Data shown section start

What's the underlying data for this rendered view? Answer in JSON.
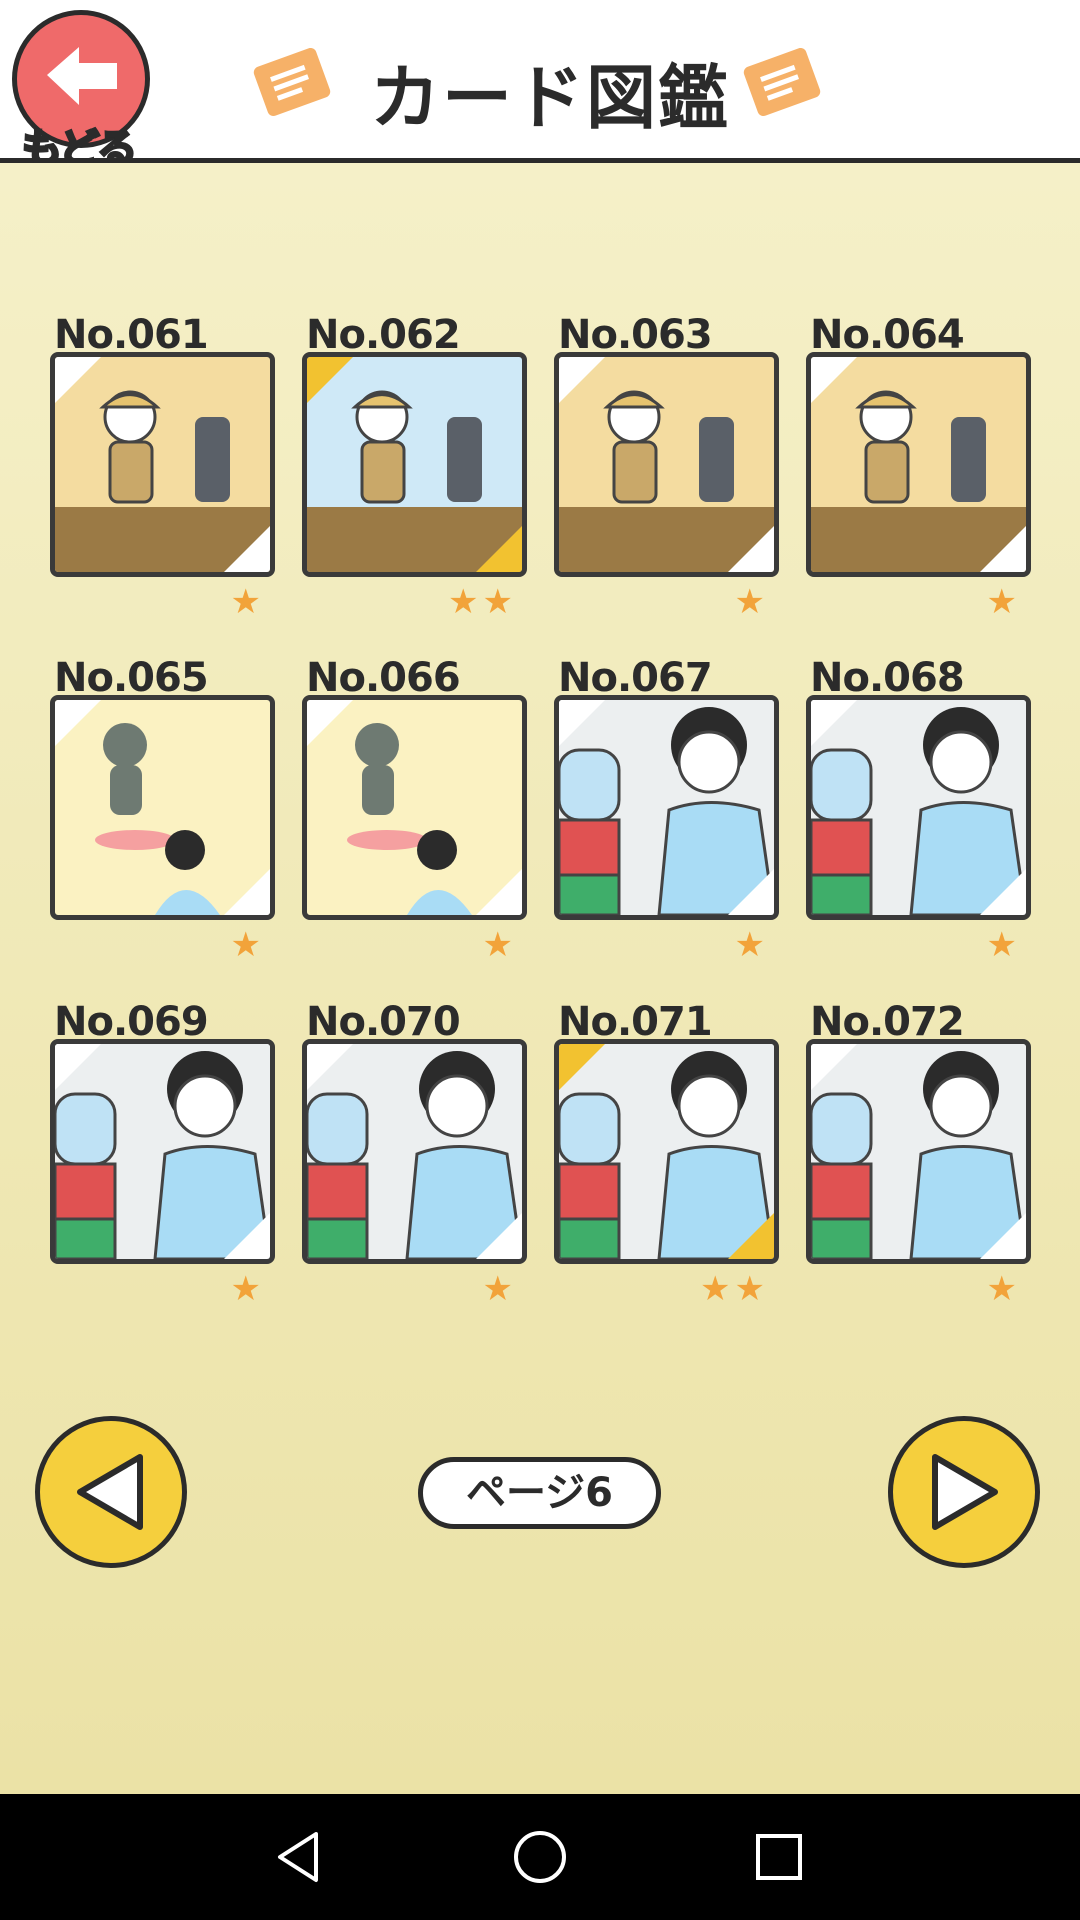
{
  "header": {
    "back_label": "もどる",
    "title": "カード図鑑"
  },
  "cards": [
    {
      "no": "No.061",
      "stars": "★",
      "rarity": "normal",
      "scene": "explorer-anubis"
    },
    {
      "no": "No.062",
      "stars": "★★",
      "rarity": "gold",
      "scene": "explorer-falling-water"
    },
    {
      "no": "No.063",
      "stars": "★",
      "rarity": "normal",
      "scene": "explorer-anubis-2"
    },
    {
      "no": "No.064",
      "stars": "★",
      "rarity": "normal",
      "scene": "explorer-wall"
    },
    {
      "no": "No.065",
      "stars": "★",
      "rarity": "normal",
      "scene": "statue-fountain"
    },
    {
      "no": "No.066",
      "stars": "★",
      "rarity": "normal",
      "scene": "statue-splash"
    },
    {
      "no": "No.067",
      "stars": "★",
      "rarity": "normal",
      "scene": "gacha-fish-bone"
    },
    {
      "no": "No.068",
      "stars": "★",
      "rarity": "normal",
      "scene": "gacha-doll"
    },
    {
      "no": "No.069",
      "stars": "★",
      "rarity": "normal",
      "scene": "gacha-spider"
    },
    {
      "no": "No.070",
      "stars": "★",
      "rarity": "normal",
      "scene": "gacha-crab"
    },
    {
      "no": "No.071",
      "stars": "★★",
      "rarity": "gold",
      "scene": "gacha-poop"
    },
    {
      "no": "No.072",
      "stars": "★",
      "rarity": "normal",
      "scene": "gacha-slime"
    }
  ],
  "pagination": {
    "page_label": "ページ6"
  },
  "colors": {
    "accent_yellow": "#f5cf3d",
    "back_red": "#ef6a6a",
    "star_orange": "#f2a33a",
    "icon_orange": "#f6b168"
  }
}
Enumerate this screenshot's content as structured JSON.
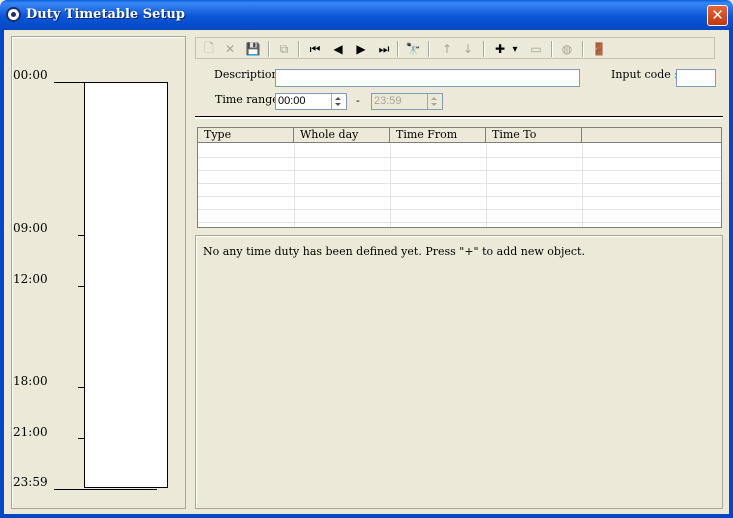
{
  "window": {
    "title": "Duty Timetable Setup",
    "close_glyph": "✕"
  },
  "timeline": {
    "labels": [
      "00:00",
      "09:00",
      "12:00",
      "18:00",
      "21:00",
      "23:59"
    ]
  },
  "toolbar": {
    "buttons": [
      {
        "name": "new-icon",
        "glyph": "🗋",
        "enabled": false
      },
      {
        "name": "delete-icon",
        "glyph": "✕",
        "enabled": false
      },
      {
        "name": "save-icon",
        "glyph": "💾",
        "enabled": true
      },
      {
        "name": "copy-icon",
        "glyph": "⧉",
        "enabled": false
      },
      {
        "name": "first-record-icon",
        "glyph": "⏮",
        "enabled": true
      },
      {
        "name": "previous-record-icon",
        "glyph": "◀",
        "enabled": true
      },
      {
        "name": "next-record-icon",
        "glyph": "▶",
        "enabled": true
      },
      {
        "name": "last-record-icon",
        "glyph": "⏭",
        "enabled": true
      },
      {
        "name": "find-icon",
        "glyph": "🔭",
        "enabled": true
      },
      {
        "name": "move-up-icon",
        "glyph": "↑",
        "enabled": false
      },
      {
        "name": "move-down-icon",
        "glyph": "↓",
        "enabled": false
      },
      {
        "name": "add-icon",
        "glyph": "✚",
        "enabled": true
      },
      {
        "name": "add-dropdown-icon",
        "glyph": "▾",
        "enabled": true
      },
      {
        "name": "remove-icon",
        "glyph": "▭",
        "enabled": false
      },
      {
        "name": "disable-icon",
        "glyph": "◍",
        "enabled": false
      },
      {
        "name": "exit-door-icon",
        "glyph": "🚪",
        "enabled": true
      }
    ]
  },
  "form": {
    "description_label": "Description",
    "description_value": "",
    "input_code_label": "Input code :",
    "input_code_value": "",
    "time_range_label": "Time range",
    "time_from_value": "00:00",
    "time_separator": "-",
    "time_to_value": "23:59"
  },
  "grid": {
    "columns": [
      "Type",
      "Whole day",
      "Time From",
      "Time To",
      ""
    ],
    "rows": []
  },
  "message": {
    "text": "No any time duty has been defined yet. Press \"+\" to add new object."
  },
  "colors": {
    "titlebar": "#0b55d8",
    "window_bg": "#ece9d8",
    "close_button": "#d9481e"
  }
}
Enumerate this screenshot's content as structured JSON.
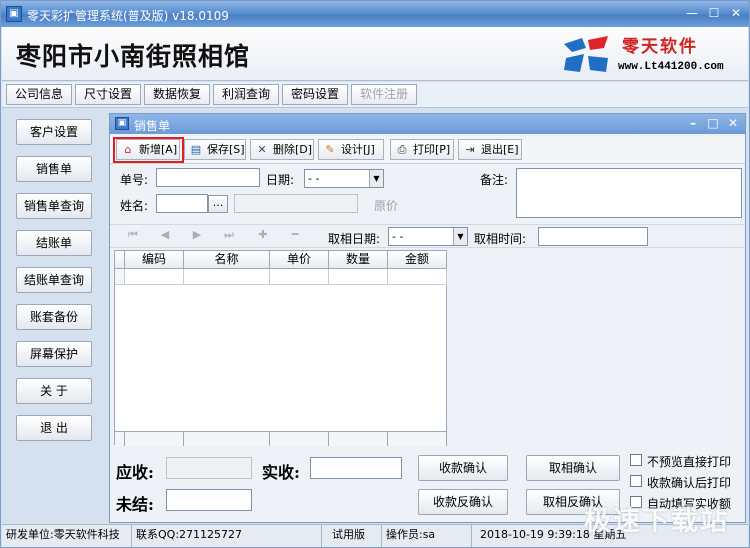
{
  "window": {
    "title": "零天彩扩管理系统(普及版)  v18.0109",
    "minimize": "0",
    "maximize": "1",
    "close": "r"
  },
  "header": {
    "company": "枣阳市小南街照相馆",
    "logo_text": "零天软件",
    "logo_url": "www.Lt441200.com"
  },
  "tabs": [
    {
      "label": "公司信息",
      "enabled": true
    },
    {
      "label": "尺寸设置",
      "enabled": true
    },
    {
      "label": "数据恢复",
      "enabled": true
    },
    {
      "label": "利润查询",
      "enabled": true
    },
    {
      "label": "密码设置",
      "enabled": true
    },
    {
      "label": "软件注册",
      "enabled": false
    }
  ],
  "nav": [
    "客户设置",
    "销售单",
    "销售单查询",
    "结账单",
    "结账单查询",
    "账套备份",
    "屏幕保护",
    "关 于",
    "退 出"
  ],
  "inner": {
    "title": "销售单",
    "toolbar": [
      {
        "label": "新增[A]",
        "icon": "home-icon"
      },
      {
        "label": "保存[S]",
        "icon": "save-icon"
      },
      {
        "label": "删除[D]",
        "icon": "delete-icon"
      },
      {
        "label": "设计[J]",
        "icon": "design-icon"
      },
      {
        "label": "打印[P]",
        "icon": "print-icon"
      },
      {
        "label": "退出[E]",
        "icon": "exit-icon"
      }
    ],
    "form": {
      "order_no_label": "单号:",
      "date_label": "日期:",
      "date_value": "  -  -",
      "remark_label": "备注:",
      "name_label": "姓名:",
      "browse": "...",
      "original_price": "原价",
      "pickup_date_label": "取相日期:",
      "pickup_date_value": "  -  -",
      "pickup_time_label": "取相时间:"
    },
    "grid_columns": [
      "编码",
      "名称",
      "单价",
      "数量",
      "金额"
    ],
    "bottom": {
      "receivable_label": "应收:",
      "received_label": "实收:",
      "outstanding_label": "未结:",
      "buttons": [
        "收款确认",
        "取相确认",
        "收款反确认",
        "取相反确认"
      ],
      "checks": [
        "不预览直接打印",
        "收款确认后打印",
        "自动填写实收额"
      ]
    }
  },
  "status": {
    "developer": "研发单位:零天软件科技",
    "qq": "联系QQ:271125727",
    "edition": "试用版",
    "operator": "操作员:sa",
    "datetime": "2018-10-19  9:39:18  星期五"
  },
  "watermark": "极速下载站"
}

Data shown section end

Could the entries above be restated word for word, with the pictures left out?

What's the underlying data for this rendered view? Answer in JSON.
{
  "header": {
    "back_label": "もどる",
    "title": "カード図鑑"
  },
  "cards": [
    {
      "no": "No.061",
      "stars": "★",
      "rarity": "normal",
      "scene": "explorer-anubis"
    },
    {
      "no": "No.062",
      "stars": "★★",
      "rarity": "gold",
      "scene": "explorer-falling-water"
    },
    {
      "no": "No.063",
      "stars": "★",
      "rarity": "normal",
      "scene": "explorer-anubis-2"
    },
    {
      "no": "No.064",
      "stars": "★",
      "rarity": "normal",
      "scene": "explorer-wall"
    },
    {
      "no": "No.065",
      "stars": "★",
      "rarity": "normal",
      "scene": "statue-fountain"
    },
    {
      "no": "No.066",
      "stars": "★",
      "rarity": "normal",
      "scene": "statue-splash"
    },
    {
      "no": "No.067",
      "stars": "★",
      "rarity": "normal",
      "scene": "gacha-fish-bone"
    },
    {
      "no": "No.068",
      "stars": "★",
      "rarity": "normal",
      "scene": "gacha-doll"
    },
    {
      "no": "No.069",
      "stars": "★",
      "rarity": "normal",
      "scene": "gacha-spider"
    },
    {
      "no": "No.070",
      "stars": "★",
      "rarity": "normal",
      "scene": "gacha-crab"
    },
    {
      "no": "No.071",
      "stars": "★★",
      "rarity": "gold",
      "scene": "gacha-poop"
    },
    {
      "no": "No.072",
      "stars": "★",
      "rarity": "normal",
      "scene": "gacha-slime"
    }
  ],
  "pagination": {
    "page_label": "ページ6"
  },
  "colors": {
    "accent_yellow": "#f5cf3d",
    "back_red": "#ef6a6a",
    "star_orange": "#f2a33a",
    "icon_orange": "#f6b168"
  }
}
Enumerate this screenshot's content as structured JSON.
{
  "window": {
    "title": "Duty Timetable Setup",
    "close_glyph": "✕"
  },
  "timeline": {
    "labels": [
      "00:00",
      "09:00",
      "12:00",
      "18:00",
      "21:00",
      "23:59"
    ]
  },
  "toolbar": {
    "buttons": [
      {
        "name": "new-icon",
        "glyph": "🗋",
        "enabled": false
      },
      {
        "name": "delete-icon",
        "glyph": "✕",
        "enabled": false
      },
      {
        "name": "save-icon",
        "glyph": "💾",
        "enabled": true
      },
      {
        "name": "copy-icon",
        "glyph": "⧉",
        "enabled": false
      },
      {
        "name": "first-record-icon",
        "glyph": "⏮",
        "enabled": true
      },
      {
        "name": "previous-record-icon",
        "glyph": "◀",
        "enabled": true
      },
      {
        "name": "next-record-icon",
        "glyph": "▶",
        "enabled": true
      },
      {
        "name": "last-record-icon",
        "glyph": "⏭",
        "enabled": true
      },
      {
        "name": "find-icon",
        "glyph": "🔭",
        "enabled": true
      },
      {
        "name": "move-up-icon",
        "glyph": "↑",
        "enabled": false
      },
      {
        "name": "move-down-icon",
        "glyph": "↓",
        "enabled": false
      },
      {
        "name": "add-icon",
        "glyph": "✚",
        "enabled": true
      },
      {
        "name": "add-dropdown-icon",
        "glyph": "▾",
        "enabled": true
      },
      {
        "name": "remove-icon",
        "glyph": "▭",
        "enabled": false
      },
      {
        "name": "disable-icon",
        "glyph": "◍",
        "enabled": false
      },
      {
        "name": "exit-door-icon",
        "glyph": "🚪",
        "enabled": true
      }
    ]
  },
  "form": {
    "description_label": "Description",
    "description_value": "",
    "input_code_label": "Input code :",
    "input_code_value": "",
    "time_range_label": "Time range",
    "time_from_value": "00:00",
    "time_separator": "-",
    "time_to_value": "23:59"
  },
  "grid": {
    "columns": [
      "Type",
      "Whole day",
      "Time From",
      "Time To",
      ""
    ],
    "rows": []
  },
  "message": {
    "text": "No any time duty has been defined yet. Press \"+\" to add new object."
  },
  "colors": {
    "titlebar": "#0b55d8",
    "window_bg": "#ece9d8",
    "close_button": "#d9481e"
  }
}
Enumerate this screenshot's content as structured JSON.
{
  "window": {
    "title": "零天彩扩管理系统(普及版)  v18.0109",
    "minimize": "0",
    "maximize": "1",
    "close": "r"
  },
  "header": {
    "company": "枣阳市小南街照相馆",
    "logo_text": "零天软件",
    "logo_url": "www.Lt441200.com"
  },
  "tabs": [
    {
      "label": "公司信息",
      "enabled": true
    },
    {
      "label": "尺寸设置",
      "enabled": true
    },
    {
      "label": "数据恢复",
      "enabled": true
    },
    {
      "label": "利润查询",
      "enabled": true
    },
    {
      "label": "密码设置",
      "enabled": true
    },
    {
      "label": "软件注册",
      "enabled": false
    }
  ],
  "nav": [
    "客户设置",
    "销售单",
    "销售单查询",
    "结账单",
    "结账单查询",
    "账套备份",
    "屏幕保护",
    "关 于",
    "退 出"
  ],
  "inner": {
    "title": "销售单",
    "toolbar": [
      {
        "label": "新增[A]",
        "icon": "home-icon"
      },
      {
        "label": "保存[S]",
        "icon": "save-icon"
      },
      {
        "label": "删除[D]",
        "icon": "delete-icon"
      },
      {
        "label": "设计[J]",
        "icon": "design-icon"
      },
      {
        "label": "打印[P]",
        "icon": "print-icon"
      },
      {
        "label": "退出[E]",
        "icon": "exit-icon"
      }
    ],
    "form": {
      "order_no_label": "单号:",
      "date_label": "日期:",
      "date_value": "  -  -",
      "remark_label": "备注:",
      "name_label": "姓名:",
      "browse": "...",
      "original_price": "原价",
      "pickup_date_label": "取相日期:",
      "pickup_date_value": "  -  -",
      "pickup_time_label": "取相时间:"
    },
    "grid_columns": [
      "编码",
      "名称",
      "单价",
      "数量",
      "金额"
    ],
    "bottom": {
      "receivable_label": "应收:",
      "received_label": "实收:",
      "outstanding_label": "未结:",
      "buttons": [
        "收款确认",
        "取相确认",
        "收款反确认",
        "取相反确认"
      ],
      "checks": [
        "不预览直接打印",
        "收款确认后打印",
        "自动填写实收额"
      ]
    }
  },
  "status": {
    "developer": "研发单位:零天软件科技",
    "qq": "联系QQ:271125727",
    "edition": "试用版",
    "operator": "操作员:sa",
    "datetime": "2018-10-19  9:39:18  星期五"
  },
  "watermark": "极速下载站"
}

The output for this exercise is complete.